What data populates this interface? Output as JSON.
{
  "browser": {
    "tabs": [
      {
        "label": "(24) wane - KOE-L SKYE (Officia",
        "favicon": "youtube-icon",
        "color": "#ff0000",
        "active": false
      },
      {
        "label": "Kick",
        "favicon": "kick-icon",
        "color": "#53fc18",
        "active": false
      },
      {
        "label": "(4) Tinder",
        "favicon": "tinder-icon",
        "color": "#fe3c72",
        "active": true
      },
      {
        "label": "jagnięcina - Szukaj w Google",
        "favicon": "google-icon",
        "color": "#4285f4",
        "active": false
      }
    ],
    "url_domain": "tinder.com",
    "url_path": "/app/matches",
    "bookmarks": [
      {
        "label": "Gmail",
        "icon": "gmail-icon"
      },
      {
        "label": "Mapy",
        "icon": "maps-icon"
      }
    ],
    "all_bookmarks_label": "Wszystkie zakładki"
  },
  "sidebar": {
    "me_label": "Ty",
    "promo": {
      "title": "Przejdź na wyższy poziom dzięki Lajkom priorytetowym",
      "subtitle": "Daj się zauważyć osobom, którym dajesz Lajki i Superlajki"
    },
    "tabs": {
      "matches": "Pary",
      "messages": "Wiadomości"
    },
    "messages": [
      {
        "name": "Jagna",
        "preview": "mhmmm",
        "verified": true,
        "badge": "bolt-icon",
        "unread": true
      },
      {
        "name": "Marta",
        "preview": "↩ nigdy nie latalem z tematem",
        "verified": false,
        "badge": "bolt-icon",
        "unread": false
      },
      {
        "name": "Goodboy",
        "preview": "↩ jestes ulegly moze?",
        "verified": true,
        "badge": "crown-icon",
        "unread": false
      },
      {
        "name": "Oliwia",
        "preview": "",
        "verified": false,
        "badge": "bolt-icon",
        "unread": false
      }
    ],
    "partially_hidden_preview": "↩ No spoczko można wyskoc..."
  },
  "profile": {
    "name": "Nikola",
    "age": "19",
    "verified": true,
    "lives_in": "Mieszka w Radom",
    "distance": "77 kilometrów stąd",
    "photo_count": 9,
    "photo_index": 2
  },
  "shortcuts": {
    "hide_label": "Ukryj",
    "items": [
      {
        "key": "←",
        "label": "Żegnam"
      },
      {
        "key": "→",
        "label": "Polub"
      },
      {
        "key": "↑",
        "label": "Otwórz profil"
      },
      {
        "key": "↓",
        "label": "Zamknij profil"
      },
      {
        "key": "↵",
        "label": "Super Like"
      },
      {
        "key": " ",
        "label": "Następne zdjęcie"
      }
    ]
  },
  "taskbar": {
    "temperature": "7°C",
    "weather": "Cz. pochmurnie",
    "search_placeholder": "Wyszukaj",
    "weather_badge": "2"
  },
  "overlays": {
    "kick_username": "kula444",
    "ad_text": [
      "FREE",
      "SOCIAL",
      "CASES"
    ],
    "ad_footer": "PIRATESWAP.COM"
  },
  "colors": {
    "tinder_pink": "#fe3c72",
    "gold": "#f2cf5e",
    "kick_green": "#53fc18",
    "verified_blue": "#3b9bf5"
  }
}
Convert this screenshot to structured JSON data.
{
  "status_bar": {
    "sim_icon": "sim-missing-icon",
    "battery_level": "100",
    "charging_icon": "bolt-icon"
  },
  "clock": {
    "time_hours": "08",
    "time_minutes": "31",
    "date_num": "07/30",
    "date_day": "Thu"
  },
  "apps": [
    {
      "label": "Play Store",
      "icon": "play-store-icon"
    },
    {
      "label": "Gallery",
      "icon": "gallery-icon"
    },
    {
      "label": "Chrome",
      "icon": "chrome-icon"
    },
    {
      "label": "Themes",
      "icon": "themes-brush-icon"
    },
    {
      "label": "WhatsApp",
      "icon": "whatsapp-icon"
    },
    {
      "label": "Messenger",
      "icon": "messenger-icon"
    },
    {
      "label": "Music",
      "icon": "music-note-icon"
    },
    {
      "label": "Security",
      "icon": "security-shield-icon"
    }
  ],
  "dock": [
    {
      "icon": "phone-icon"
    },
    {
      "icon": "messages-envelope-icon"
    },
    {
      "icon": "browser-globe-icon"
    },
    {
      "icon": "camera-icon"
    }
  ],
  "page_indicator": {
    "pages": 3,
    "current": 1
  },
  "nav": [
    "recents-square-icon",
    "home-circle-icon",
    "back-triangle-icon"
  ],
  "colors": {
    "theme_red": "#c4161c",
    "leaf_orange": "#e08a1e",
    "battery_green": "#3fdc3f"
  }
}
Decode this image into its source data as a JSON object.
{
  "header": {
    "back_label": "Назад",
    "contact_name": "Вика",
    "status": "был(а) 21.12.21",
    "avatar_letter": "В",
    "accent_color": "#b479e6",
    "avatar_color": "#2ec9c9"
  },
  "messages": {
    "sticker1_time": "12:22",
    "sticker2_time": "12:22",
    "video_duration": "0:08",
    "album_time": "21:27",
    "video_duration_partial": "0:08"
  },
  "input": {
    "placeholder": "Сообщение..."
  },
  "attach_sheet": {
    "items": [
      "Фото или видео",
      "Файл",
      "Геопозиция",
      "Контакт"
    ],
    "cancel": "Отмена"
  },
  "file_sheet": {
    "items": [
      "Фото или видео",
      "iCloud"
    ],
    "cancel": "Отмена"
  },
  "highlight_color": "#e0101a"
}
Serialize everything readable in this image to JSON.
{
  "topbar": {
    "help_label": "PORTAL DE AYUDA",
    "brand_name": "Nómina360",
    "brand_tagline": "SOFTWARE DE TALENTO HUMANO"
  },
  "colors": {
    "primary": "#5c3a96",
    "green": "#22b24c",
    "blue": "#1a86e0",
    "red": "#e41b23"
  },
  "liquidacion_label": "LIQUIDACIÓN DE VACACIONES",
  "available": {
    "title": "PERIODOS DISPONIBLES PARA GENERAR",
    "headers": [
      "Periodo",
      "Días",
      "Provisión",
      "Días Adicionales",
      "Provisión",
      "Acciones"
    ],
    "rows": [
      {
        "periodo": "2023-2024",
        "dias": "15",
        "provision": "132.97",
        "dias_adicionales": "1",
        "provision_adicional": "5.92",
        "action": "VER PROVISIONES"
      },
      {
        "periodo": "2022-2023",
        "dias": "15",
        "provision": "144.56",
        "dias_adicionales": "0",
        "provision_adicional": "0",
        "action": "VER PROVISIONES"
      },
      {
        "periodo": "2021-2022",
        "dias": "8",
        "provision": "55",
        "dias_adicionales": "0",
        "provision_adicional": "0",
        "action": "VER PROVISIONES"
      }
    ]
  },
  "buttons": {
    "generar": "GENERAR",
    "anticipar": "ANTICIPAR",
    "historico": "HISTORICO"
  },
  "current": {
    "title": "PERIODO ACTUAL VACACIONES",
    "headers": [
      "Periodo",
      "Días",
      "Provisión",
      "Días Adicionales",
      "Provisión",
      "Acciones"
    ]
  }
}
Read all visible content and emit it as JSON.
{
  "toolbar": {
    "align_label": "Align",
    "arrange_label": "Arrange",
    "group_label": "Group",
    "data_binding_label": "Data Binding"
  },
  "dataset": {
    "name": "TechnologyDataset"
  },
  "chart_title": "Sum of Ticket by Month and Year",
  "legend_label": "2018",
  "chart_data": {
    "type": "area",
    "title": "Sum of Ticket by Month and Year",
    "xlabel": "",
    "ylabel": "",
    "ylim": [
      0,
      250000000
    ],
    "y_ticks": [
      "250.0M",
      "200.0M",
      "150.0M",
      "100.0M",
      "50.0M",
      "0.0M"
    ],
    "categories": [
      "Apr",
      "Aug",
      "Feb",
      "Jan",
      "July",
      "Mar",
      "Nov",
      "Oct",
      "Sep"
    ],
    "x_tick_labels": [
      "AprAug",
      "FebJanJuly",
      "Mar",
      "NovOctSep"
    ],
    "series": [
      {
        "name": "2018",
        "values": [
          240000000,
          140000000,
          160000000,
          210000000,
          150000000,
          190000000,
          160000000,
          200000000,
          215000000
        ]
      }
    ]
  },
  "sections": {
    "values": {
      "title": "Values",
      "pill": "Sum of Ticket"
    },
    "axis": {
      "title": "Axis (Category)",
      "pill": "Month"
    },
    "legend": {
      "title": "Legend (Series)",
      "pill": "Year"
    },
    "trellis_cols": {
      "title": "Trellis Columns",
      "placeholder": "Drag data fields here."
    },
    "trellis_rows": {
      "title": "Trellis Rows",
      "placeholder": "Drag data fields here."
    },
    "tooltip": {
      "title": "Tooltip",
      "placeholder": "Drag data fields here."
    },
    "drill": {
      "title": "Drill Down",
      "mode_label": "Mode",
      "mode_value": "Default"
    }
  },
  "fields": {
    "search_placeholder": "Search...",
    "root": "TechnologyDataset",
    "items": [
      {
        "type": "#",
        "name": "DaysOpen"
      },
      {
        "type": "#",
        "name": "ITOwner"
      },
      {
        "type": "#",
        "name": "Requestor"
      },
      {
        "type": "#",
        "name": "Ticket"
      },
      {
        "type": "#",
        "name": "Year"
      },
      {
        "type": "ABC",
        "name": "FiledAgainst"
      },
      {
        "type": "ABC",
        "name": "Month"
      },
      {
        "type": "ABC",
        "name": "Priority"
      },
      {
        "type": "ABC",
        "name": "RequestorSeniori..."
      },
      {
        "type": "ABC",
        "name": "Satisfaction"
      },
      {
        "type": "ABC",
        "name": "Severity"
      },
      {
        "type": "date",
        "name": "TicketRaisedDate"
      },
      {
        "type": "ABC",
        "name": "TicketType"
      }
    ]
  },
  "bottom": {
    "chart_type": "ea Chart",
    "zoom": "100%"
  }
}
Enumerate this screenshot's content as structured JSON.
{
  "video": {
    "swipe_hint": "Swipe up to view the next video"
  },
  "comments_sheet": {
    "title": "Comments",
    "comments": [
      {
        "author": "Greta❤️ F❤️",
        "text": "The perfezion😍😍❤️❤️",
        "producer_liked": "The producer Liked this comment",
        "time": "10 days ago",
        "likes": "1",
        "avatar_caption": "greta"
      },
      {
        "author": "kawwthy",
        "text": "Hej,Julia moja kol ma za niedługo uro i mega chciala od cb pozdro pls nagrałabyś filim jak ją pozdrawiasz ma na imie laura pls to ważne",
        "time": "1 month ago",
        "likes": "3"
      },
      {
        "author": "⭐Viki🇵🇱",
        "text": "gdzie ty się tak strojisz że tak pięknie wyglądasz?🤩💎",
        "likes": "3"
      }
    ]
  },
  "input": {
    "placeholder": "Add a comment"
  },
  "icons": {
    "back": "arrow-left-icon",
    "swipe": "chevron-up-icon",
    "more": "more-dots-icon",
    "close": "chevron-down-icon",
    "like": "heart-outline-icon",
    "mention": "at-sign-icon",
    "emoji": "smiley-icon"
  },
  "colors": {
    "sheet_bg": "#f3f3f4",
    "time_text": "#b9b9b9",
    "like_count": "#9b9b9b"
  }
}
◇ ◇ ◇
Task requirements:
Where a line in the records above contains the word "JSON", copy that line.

Result of the exercise:
What data populates this interface? Output as JSON.
Convert this screenshot to structured JSON data.
Decode this image into its source data as a JSON object.
Serialize everything readable in this image to JSON.
Read all visible content and emit it as JSON.
Enumerate this screenshot's content as structured JSON.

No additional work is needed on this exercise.